There's no question about your having an unexplained asymmetry following your breast augmentation. There are several possible explanations, but your wish to end up with an appearance somewhere between the way each side now looks is perfectly reasonable. It's my impression that your right implant is sitting a little high. The likely causes are either a failure of the surgeon to sufficiently dissect the lower limit of the implant space or, more likely, an early capsule formation preventing complete settling of the implant into into the lowest portion of an adequately dissected implant pocket. On your left side, your implant has settled, perhaps, a little too low. This breast is tending toward bottoming out, and I wonder if your pectoral muscle may be causing some mechanical displacement of your left implant. This is a situation not likely to be self-correcting. Surgery may be required for both breasts, on the right to lower the implant (and deal with a capsule, if present) and on the left to raise the implant and close off the lower space into which the implant has migrated. If you were one of my patients, I might even consider exchanging your implants to a subglandular position. On your right, this would get your implant out from a possible submuscular capsule problem, and on your left it would move your implant away from the possible displacing influence an overlying pectoral muscle. I hope these thoughts help!
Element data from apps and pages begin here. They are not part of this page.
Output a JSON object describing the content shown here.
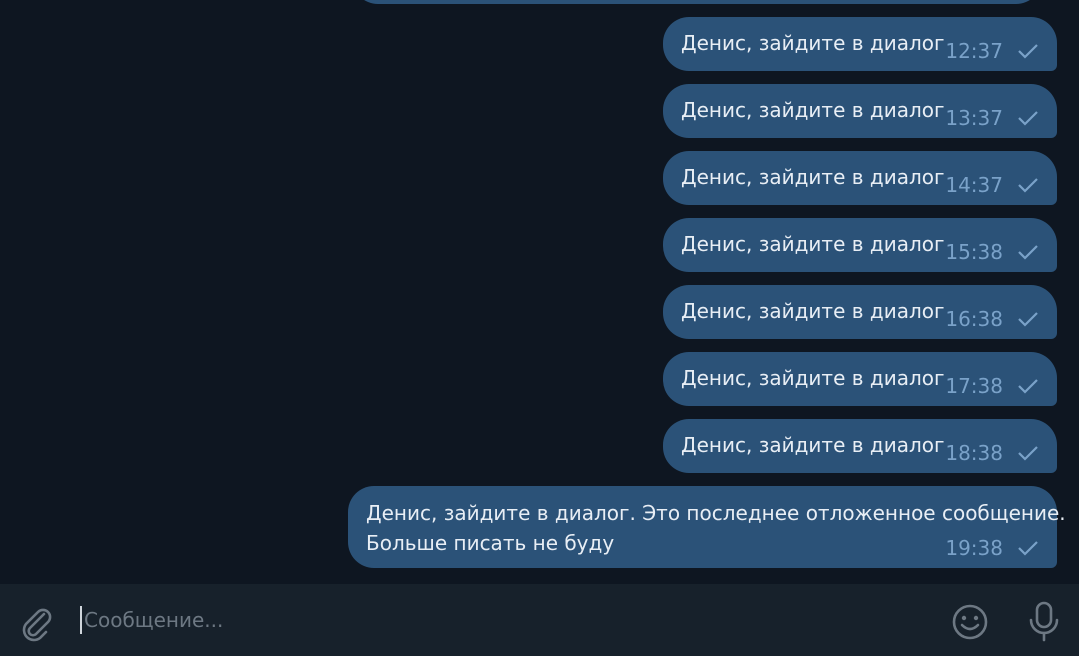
{
  "messages": [
    {
      "text": "Денис, зайдите в диалог",
      "time": "12:37"
    },
    {
      "text": "Денис, зайдите в диалог",
      "time": "13:37"
    },
    {
      "text": "Денис, зайдите в диалог",
      "time": "14:37"
    },
    {
      "text": "Денис, зайдите в диалог",
      "time": "15:38"
    },
    {
      "text": "Денис, зайдите в диалог",
      "time": "16:38"
    },
    {
      "text": "Денис, зайдите в диалог",
      "time": "17:38"
    },
    {
      "text": "Денис, зайдите в диалог",
      "time": "18:38"
    },
    {
      "text": "Денис, зайдите в диалог. Это последнее отложенное сообщение.\nБольше писать не буду",
      "time": "19:38"
    }
  ],
  "composer": {
    "placeholder": "Сообщение...",
    "value": ""
  },
  "icons": {
    "attach": "paperclip-icon",
    "emoji": "smile-icon",
    "mic": "microphone-icon",
    "status": "checkmark-icon"
  },
  "colors": {
    "background": "#0e1621",
    "bubble": "#2b5278",
    "composer": "#17212b",
    "meta": "#7aa2c9"
  }
}
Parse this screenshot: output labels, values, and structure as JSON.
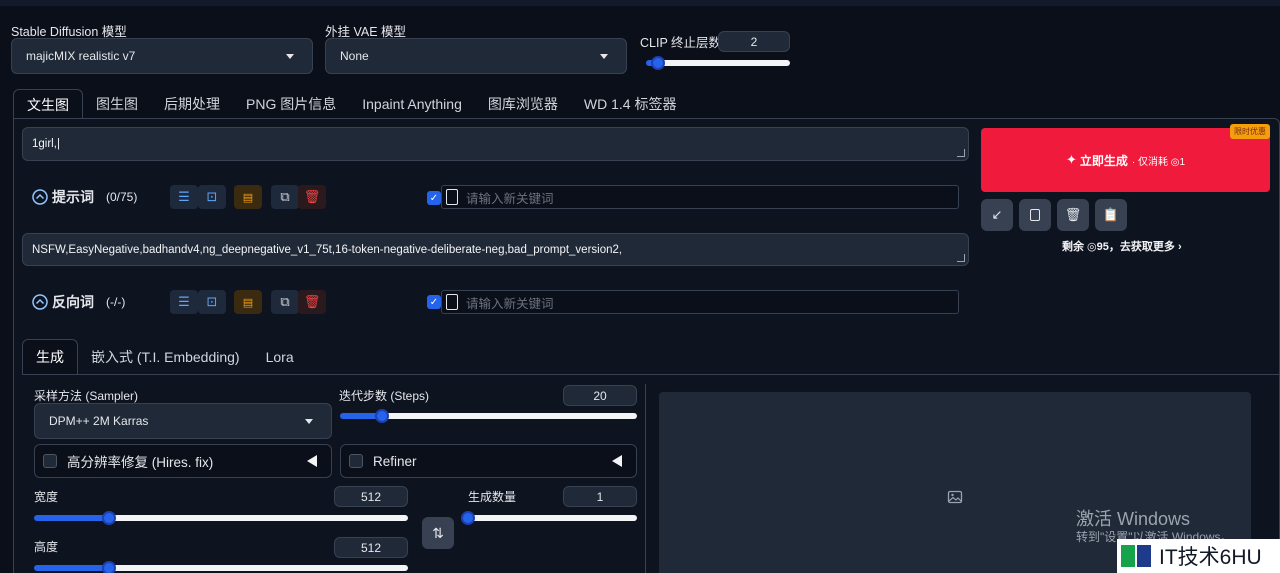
{
  "models": {
    "sd_label": "Stable Diffusion 模型",
    "sd_value": "majicMIX realistic v7",
    "vae_label": "外挂 VAE 模型",
    "vae_value": "None",
    "clip_label": "CLIP 终止层数",
    "clip_value": "2",
    "clip_fraction": 0.08
  },
  "tabs": [
    "文生图",
    "图生图",
    "后期处理",
    "PNG 图片信息",
    "Inpaint Anything",
    "图库浏览器",
    "WD 1.4 标签器"
  ],
  "prompt": {
    "text": "1girl,",
    "label": "提示词",
    "count": "(0/75)",
    "keyword_placeholder": "请输入新关键词"
  },
  "negative": {
    "text": "NSFW,EasyNegative,badhandv4,ng_deepnegative_v1_75t,16-token-negative-deliberate-neg,bad_prompt_version2,",
    "label": "反向词",
    "count": "(-/-)",
    "keyword_placeholder": "请输入新关键词"
  },
  "generate": {
    "badge": "限时优惠",
    "label": "立即生成",
    "cost": "· 仅消耗 ◎1",
    "remaining": "剩余 ◎95，去获取更多 ›"
  },
  "subtabs": [
    "生成",
    "嵌入式 (T.I. Embedding)",
    "Lora"
  ],
  "sampler": {
    "label": "采样方法 (Sampler)",
    "value": "DPM++ 2M Karras"
  },
  "steps": {
    "label": "迭代步数 (Steps)",
    "value": "20",
    "fraction": 0.14
  },
  "hires": {
    "label": "高分辨率修复 (Hires. fix)"
  },
  "refiner": {
    "label": "Refiner"
  },
  "width": {
    "label": "宽度",
    "value": "512",
    "fraction": 0.2
  },
  "height": {
    "label": "高度",
    "value": "512",
    "fraction": 0.2
  },
  "batch": {
    "label": "生成数量",
    "value": "1",
    "fraction": 0.0
  },
  "watermark": {
    "activate_title": "激活 Windows",
    "activate_sub": "转到\"设置\"以激活 Windows。",
    "site": "IT技术6HU"
  },
  "colors": {
    "accent": "#2563eb",
    "generate": "#f01a3c",
    "bg": "#0b0f19"
  }
}
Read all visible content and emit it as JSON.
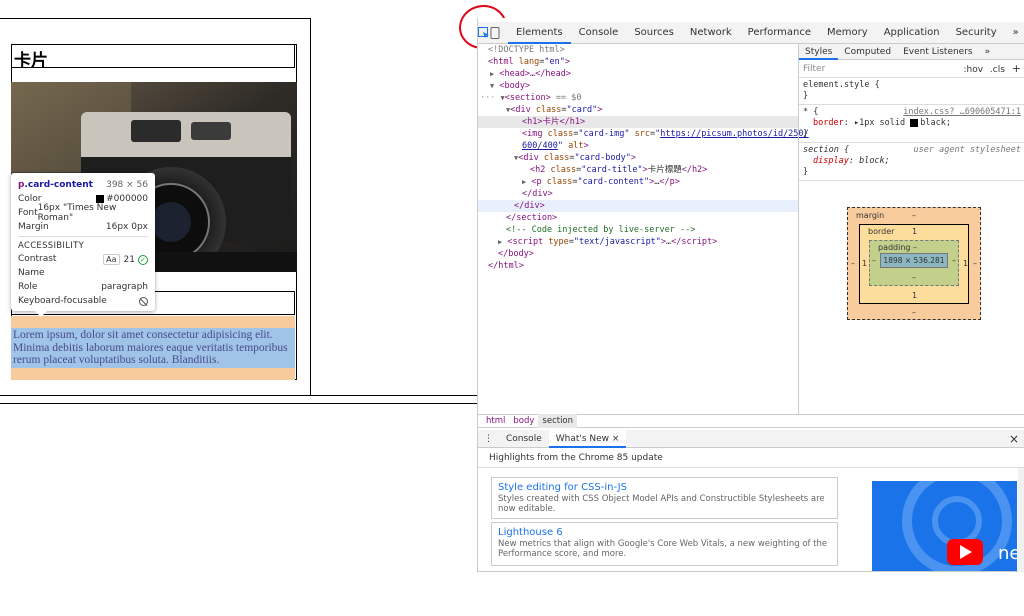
{
  "page": {
    "h1": "卡片",
    "card_content": "Lorem ipsum, dolor sit amet consectetur adipisicing elit. Minima debitis laborum maiores eaque veritatis temporibus rerum placeat voluptatibus soluta. Blanditiis."
  },
  "tooltip": {
    "selector_tag": "p",
    "selector_class": ".card-content",
    "size": "398 × 56",
    "rows": [
      {
        "label": "Color",
        "value": "#000000"
      },
      {
        "label": "Font",
        "value": "16px \"Times New Roman\""
      },
      {
        "label": "Margin",
        "value": "16px 0px"
      }
    ],
    "accessibility_heading": "ACCESSIBILITY",
    "contrast_label": "Contrast",
    "contrast_aa": "Aa",
    "contrast_value": "21",
    "name_label": "Name",
    "role_label": "Role",
    "role_value": "paragraph",
    "focusable_label": "Keyboard-focusable"
  },
  "devtools": {
    "tabs": [
      "Elements",
      "Console",
      "Sources",
      "Network",
      "Performance",
      "Memory",
      "Application",
      "Security"
    ],
    "more": "»",
    "dom": {
      "doctype": "<!DOCTYPE html>",
      "html_open_tag": "html",
      "html_lang_attr": "lang",
      "html_lang_val": "\"en\"",
      "head": "<head>…</head>",
      "body": "<body>",
      "section_open": "<section>",
      "section_eq": " == $0",
      "div_card_tag": "div",
      "div_card_attr": "class",
      "div_card_val": "\"card\"",
      "h1_line": "<h1>卡片</h1>",
      "img_tag": "img",
      "img_class_attr": "class",
      "img_class_val": "\"card-img\"",
      "img_src_attr": "src",
      "img_src_val_1": "https://picsum.photos/id/250/",
      "img_src_val_2": "600/400",
      "img_alt": "alt",
      "div_body_tag": "div",
      "div_body_attr": "class",
      "div_body_val": "\"card-body\"",
      "h2_tag": "h2",
      "h2_attr": "class",
      "h2_val": "\"card-title\"",
      "h2_text": "卡片標題",
      "p_tag": "p",
      "p_attr": "class",
      "p_val": "\"card-content\"",
      "p_ellipsis": "…",
      "div_close": "</div>",
      "section_close": "</section>",
      "comment": "<!-- Code injected by live-server -->",
      "script_tag": "script",
      "script_attr": "type",
      "script_val": "\"text/javascript\"",
      "script_ellipsis": "…",
      "body_close": "</body>",
      "html_close": "</html>"
    },
    "styles": {
      "tabs": [
        "Styles",
        "Computed",
        "Event Listeners"
      ],
      "filter_placeholder": "Filter",
      "hov": ":hov",
      "cls": ".cls",
      "plus": "+",
      "element_style": "element.style {",
      "close_brace": "}",
      "rule1_selector": "* {",
      "rule1_source": "index.css? …690605471:1",
      "rule1_prop": "border",
      "rule1_val": "1px solid",
      "rule1_val2": "black;",
      "rule2_selector": "section {",
      "rule2_source": "user agent stylesheet",
      "rule2_prop": "display",
      "rule2_val": "block;"
    },
    "box_model": {
      "margin_label": "margin",
      "margin_top": "–",
      "margin_bottom": "–",
      "margin_left": "–",
      "margin_right": "–",
      "border_label": "border",
      "border_top": "1",
      "border_bottom": "1",
      "border_left": "1",
      "border_right": "1",
      "padding_label": "padding –",
      "padding_bottom": "–",
      "padding_left": "–",
      "padding_right": "–",
      "content": "1898 × 536.281"
    },
    "breadcrumbs": [
      "html",
      "body",
      "section"
    ],
    "drawer": {
      "tabs": [
        "Console",
        "What's New"
      ],
      "close": "×",
      "headline": "Highlights from the Chrome 85 update",
      "cards": [
        {
          "title": "Style editing for CSS-in-JS",
          "desc": "Styles created with CSS Object Model APIs and Constructible Stylesheets are now editable."
        },
        {
          "title": "Lighthouse 6",
          "desc": "New metrics that align with Google's Core Web Vitals, a new weighting of the Performance score, and more."
        }
      ],
      "promo_text": "ne"
    },
    "colors": {
      "accent": "#1a73e8",
      "tag": "#881280",
      "attr": "#994500",
      "value": "#1a1aa6",
      "annotation_circle": "#e0061a"
    }
  }
}
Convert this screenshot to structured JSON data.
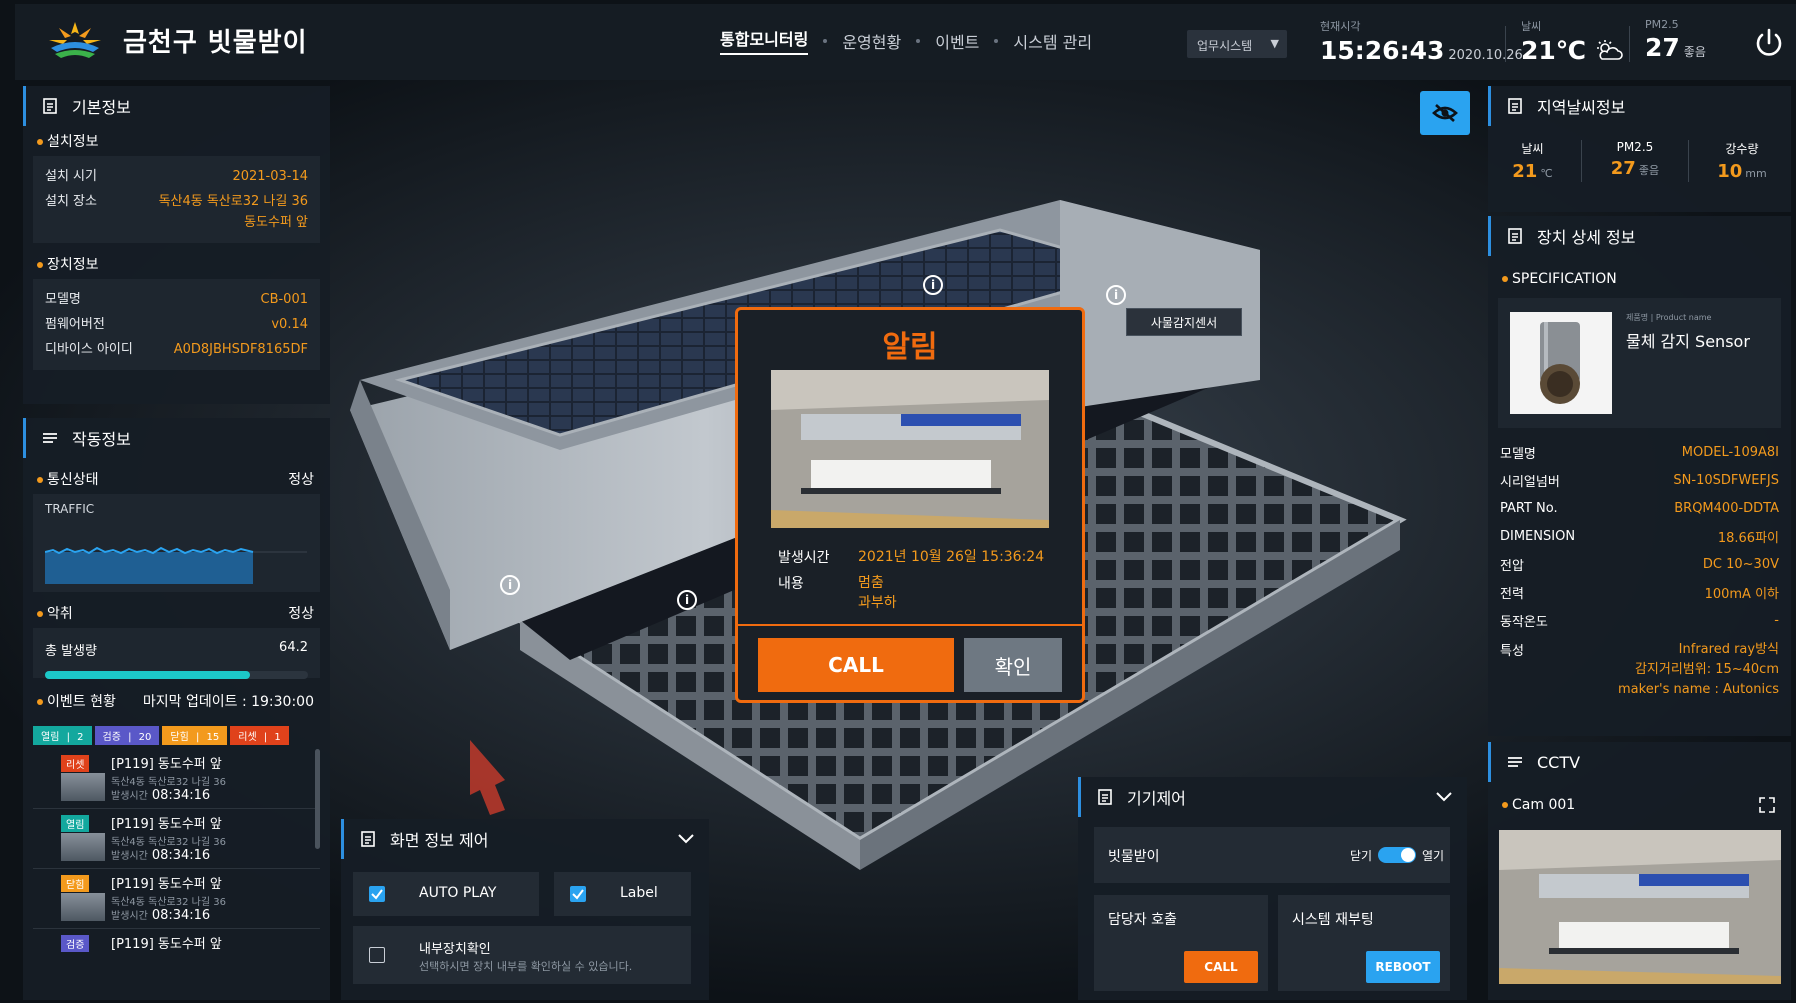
{
  "header": {
    "app_title": "금천구 빗물받이",
    "nav": [
      {
        "label": "통합모니터링",
        "active": true
      },
      {
        "label": "운영현황"
      },
      {
        "label": "이벤트"
      },
      {
        "label": "시스템 관리"
      }
    ],
    "system_select": "업무시스템",
    "time_label": "현재시각",
    "time": "15:26:43",
    "date": "2020.10.26",
    "weather_label": "날씨",
    "weather_value": "21℃",
    "pm_label": "PM2.5",
    "pm_value": "27",
    "pm_status": "좋음"
  },
  "left": {
    "basic_title": "기본정보",
    "install_title": "설치정보",
    "install": [
      {
        "k": "설치 시기",
        "v": "2021-03-14"
      },
      {
        "k": "설치 장소",
        "v": "독산4동 독산로32 나길 36",
        "v2": "동도수퍼 앞"
      }
    ],
    "device_title": "장치정보",
    "device": [
      {
        "k": "모델명",
        "v": "CB-001"
      },
      {
        "k": "펌웨어버전",
        "v": "v0.14"
      },
      {
        "k": "디바이스 아이디",
        "v": "A0D8JBHSDF8165DF"
      }
    ],
    "op_title": "작동정보",
    "comm_label": "통신상태",
    "comm_status": "정상",
    "traffic_label": "TRAFFIC",
    "odor_label": "악취",
    "odor_status": "정상",
    "odor_total_label": "총 발생량",
    "odor_total": "64.2",
    "odor_fill_pct": 78,
    "event_label": "이벤트 현황",
    "last_update": "마지막 업데이트 : 19:30:00",
    "legend": [
      {
        "label": "열림",
        "count": "2",
        "color": "#13a89e"
      },
      {
        "label": "검증",
        "count": "20",
        "color": "#5a58c8"
      },
      {
        "label": "닫힘",
        "count": "15",
        "color": "#f39a1d"
      },
      {
        "label": "리셋",
        "count": "1",
        "color": "#e0421b"
      }
    ],
    "events": [
      {
        "tag": "리셋",
        "color": "#e0421b",
        "name": "[P119] 동도수퍼 앞",
        "addr": "독산4동 독산로32 나길 36",
        "tm_label": "발생시간",
        "tm": "08:34:16"
      },
      {
        "tag": "열림",
        "color": "#13a89e",
        "name": "[P119] 동도수퍼 앞",
        "addr": "독산4동 독산로32 나길 36",
        "tm_label": "발생시간",
        "tm": "08:34:16"
      },
      {
        "tag": "닫힘",
        "color": "#f39a1d",
        "name": "[P119] 동도수퍼 앞",
        "addr": "독산4동 독산로32 나길 36",
        "tm_label": "발생시간",
        "tm": "08:34:16"
      },
      {
        "tag": "검증",
        "color": "#5a58c8",
        "name": "[P119] 동도수퍼 앞",
        "addr": "",
        "tm_label": "",
        "tm": ""
      }
    ]
  },
  "alert": {
    "title": "알림",
    "time_label": "발생시간",
    "time_value": "2021년 10월 26일 15:36:24",
    "content_label": "내용",
    "content_1": "멈춤",
    "content_2": "과부하",
    "call_label": "CALL",
    "ok_label": "확인"
  },
  "scene": {
    "sensor_tag": "사물감지센서"
  },
  "screen_ctrl": {
    "title": "화면 정보 제어",
    "autoplay": "AUTO PLAY",
    "label": "Label",
    "inner_title": "내부장치확인",
    "inner_desc": "선택하시면 장치 내부를 확인하실 수 있습니다."
  },
  "device_ctrl": {
    "title": "기기제어",
    "gully_label": "빗물받이",
    "close_label": "닫기",
    "open_label": "열기",
    "manager_label": "담당자 호출",
    "call_label": "CALL",
    "reboot_title": "시스템 재부팅",
    "reboot_label": "REBOOT"
  },
  "right": {
    "weather_title": "지역날씨정보",
    "wx": [
      {
        "l": "날씨",
        "v": "21",
        "u": "℃"
      },
      {
        "l": "PM2.5",
        "v": "27",
        "u": "좋음"
      },
      {
        "l": "강수량",
        "v": "10",
        "u": "mm"
      }
    ],
    "detail_title": "장치 상세 정보",
    "spec_label": "SPECIFICATION",
    "product_caption": "제품명 | Product name",
    "product_name": "물체 감지 Sensor",
    "specs": [
      {
        "k": "모델명",
        "v": "MODEL-109A8I"
      },
      {
        "k": "시리얼넘버",
        "v": "SN-10SDFWEFJS"
      },
      {
        "k": "PART No.",
        "v": "BRQM400-DDTA"
      },
      {
        "k": "DIMENSION",
        "v": "18.66파이"
      },
      {
        "k": "전압",
        "v": "DC 10~30V"
      },
      {
        "k": "전력",
        "v": "100mA 이하"
      },
      {
        "k": "동작온도",
        "v": "-"
      }
    ],
    "feature_k": "특성",
    "feature_1": "Infrared ray방식",
    "feature_2": "감지거리범위: 15~40cm",
    "feature_3": "maker's name : Autonics",
    "cctv_title": "CCTV",
    "cam_label": "Cam 001"
  },
  "colors": {
    "accent": "#f06b0f",
    "highlight": "#f39a1d",
    "blue": "#2aa3f0",
    "teal": "#1cc8c8"
  }
}
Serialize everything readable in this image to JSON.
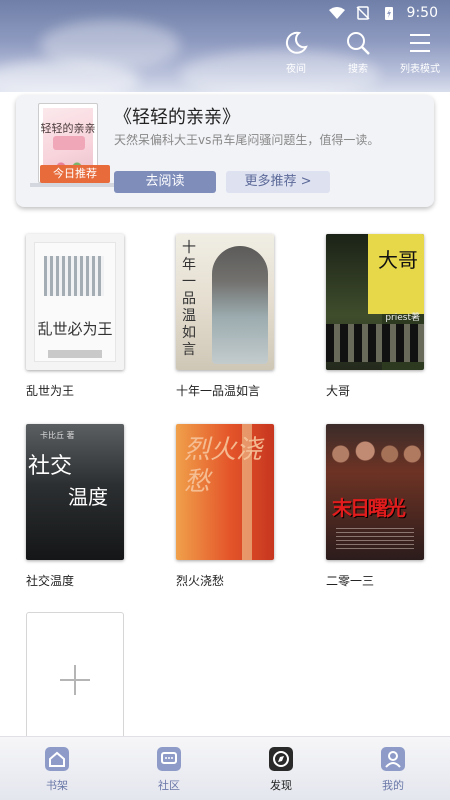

It certainly appears that your left breast implant is at a slightly lower level than the right. It's hard to tell you what the reason is for this. There are cases where, for whatever reason, one implant is placed lower- inadvertently or on purpose. There are cases where the implants are placed at a symmetric level yet the tissues of the lower pole of the breast stretch more on one side than the other- allowing the implant to migrate slightly lower. With implants under the muscle, the muscle itself squeezes the implant, which may occur more on one side than the other simply because patients have a dominant side and, therefore, a stronger muscle on one side.
If this is really bothersome, the only way to truly correct the issue is to raise the implant and to surgically close the bottom of the pocket and reinforce the fold under your breast giving it more strength. I hope this helps. Scott Newman, MD FACS
These answers are for educational purposes and should not be relied upon as a substitute for medical advice you may receive from your physician. If you have a medical emergency, please call 911. These answers do not constitute or initiate a patient/doctor relationship.